[Raw data — start]
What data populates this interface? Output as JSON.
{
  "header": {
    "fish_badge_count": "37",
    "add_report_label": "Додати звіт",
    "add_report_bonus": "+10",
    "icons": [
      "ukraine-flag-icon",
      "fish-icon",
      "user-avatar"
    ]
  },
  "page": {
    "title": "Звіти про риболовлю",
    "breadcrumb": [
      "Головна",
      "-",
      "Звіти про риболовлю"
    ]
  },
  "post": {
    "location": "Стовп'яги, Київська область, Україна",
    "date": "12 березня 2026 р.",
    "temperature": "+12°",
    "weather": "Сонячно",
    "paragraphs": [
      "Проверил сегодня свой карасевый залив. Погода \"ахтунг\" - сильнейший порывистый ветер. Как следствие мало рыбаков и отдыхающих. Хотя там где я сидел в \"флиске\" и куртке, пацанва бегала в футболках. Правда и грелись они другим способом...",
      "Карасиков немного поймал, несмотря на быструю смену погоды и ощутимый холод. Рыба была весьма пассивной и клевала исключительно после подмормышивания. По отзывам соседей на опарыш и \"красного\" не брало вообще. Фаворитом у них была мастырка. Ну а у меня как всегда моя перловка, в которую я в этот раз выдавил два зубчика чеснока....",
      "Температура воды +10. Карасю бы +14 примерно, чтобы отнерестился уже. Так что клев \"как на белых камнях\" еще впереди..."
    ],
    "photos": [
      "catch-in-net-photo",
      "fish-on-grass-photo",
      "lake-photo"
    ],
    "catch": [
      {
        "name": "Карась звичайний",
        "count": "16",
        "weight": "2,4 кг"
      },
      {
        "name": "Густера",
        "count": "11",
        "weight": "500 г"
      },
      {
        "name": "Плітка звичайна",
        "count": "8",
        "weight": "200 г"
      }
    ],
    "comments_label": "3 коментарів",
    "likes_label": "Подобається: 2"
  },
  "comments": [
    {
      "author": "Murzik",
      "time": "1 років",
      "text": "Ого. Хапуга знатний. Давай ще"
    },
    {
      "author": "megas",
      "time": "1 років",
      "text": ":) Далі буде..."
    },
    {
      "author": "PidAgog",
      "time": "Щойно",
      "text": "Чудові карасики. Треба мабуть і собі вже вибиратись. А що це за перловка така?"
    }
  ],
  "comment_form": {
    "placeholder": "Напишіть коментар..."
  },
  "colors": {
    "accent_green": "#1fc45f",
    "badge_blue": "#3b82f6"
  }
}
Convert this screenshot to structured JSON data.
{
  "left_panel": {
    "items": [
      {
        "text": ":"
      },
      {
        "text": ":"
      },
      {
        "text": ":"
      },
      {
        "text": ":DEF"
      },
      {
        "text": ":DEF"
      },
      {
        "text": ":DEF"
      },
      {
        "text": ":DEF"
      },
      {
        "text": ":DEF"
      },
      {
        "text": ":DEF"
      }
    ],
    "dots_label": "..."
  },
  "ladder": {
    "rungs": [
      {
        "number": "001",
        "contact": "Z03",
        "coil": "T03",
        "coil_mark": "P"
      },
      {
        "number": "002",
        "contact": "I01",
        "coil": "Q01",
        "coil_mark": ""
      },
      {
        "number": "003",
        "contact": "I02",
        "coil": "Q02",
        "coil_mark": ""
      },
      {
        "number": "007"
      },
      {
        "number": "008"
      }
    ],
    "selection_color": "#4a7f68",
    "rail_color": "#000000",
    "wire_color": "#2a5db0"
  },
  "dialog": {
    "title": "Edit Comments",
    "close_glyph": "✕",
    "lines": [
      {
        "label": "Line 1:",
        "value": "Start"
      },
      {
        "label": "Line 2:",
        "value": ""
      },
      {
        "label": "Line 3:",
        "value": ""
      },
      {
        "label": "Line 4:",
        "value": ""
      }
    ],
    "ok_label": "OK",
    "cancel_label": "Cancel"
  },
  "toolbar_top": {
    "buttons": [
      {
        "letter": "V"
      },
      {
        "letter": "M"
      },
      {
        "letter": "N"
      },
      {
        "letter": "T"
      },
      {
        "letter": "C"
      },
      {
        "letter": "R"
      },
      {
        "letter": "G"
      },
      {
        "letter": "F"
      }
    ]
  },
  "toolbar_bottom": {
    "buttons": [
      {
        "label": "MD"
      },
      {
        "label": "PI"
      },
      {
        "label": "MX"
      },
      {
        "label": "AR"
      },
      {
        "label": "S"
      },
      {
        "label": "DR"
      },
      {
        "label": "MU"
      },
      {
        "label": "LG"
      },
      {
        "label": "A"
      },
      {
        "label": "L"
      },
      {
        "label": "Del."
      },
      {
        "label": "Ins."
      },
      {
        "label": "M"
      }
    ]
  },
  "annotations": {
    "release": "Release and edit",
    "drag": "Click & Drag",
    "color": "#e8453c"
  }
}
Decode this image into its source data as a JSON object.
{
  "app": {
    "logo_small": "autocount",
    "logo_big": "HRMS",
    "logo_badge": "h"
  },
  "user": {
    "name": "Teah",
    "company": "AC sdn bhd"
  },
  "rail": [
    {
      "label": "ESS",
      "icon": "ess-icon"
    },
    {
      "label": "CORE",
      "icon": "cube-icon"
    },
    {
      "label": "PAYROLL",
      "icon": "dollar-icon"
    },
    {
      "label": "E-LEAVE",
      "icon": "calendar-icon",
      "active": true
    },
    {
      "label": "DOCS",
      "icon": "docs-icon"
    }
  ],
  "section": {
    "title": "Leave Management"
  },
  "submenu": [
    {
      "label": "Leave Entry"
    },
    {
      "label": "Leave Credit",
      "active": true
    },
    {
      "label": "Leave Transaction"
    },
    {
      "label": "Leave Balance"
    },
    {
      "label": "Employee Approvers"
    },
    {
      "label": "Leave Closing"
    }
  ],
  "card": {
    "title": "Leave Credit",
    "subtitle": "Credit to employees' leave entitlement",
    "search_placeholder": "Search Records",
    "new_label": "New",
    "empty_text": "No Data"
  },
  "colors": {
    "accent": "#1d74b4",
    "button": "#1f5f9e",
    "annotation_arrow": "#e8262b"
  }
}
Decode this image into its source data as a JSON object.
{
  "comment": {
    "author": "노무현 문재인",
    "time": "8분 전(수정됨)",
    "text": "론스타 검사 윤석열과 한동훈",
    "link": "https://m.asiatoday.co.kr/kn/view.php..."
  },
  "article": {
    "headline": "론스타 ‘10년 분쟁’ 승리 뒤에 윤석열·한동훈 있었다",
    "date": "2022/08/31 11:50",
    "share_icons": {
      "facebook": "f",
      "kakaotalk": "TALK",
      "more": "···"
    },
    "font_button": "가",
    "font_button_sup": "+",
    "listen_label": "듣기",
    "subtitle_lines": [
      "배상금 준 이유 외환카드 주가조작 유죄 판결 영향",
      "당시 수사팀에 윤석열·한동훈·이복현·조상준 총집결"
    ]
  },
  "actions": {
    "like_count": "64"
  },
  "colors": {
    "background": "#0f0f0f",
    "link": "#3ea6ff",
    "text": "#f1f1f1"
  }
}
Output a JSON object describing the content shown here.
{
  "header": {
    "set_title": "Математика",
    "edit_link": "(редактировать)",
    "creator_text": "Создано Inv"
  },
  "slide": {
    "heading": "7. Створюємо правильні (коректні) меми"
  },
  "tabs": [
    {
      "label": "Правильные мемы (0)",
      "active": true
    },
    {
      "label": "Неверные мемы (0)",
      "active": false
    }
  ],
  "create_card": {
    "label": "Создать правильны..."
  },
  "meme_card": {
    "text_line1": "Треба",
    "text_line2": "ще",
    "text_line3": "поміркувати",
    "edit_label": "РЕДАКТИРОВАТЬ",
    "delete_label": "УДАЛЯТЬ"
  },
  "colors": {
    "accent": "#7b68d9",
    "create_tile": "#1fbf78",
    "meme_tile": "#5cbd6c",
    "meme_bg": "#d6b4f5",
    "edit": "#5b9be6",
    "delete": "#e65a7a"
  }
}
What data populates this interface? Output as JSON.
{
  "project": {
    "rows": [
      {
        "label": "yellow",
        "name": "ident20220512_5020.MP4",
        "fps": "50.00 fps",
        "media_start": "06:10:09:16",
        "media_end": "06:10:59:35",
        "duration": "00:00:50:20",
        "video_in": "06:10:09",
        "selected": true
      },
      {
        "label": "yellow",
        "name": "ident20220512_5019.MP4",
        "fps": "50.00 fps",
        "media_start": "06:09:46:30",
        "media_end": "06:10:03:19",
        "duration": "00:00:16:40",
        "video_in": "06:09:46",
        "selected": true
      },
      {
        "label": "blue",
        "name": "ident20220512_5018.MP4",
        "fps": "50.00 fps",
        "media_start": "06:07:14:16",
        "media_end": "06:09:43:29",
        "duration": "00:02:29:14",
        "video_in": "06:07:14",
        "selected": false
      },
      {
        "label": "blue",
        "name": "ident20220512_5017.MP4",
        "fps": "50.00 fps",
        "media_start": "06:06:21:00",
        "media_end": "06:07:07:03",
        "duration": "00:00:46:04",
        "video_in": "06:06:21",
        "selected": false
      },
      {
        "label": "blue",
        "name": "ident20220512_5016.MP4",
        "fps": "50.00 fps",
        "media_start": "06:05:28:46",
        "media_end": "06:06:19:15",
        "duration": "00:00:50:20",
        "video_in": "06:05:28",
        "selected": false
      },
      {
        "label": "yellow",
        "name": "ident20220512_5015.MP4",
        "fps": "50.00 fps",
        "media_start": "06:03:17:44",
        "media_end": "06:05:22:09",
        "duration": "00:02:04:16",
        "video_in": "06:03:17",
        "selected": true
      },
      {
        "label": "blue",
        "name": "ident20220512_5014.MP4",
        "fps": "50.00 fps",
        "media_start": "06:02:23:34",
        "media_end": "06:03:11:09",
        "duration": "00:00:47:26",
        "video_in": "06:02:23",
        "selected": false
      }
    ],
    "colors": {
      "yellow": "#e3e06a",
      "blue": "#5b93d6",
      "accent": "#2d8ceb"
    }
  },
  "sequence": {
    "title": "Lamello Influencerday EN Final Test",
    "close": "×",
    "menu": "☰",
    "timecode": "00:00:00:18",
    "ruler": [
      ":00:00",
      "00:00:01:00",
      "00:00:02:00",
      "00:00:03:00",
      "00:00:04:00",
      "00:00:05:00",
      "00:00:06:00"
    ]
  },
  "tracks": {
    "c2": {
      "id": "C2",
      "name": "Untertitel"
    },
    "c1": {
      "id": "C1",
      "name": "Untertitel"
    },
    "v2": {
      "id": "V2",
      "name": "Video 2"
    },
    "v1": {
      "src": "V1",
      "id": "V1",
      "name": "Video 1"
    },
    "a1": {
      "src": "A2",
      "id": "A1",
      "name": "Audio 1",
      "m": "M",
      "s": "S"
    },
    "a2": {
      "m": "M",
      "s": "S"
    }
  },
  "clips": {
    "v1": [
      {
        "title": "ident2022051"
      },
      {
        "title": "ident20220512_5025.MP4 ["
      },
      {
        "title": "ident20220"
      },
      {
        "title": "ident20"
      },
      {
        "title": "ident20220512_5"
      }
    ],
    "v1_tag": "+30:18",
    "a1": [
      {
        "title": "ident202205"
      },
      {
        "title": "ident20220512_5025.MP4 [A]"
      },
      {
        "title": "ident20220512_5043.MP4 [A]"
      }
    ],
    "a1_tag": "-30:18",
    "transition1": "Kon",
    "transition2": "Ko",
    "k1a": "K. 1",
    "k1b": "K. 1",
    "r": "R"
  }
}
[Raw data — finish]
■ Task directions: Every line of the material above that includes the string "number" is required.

■ Exercise result:
        "number": "001",
        "number": "002",
        "number": "003",
        "number": "007"
        "number": "008"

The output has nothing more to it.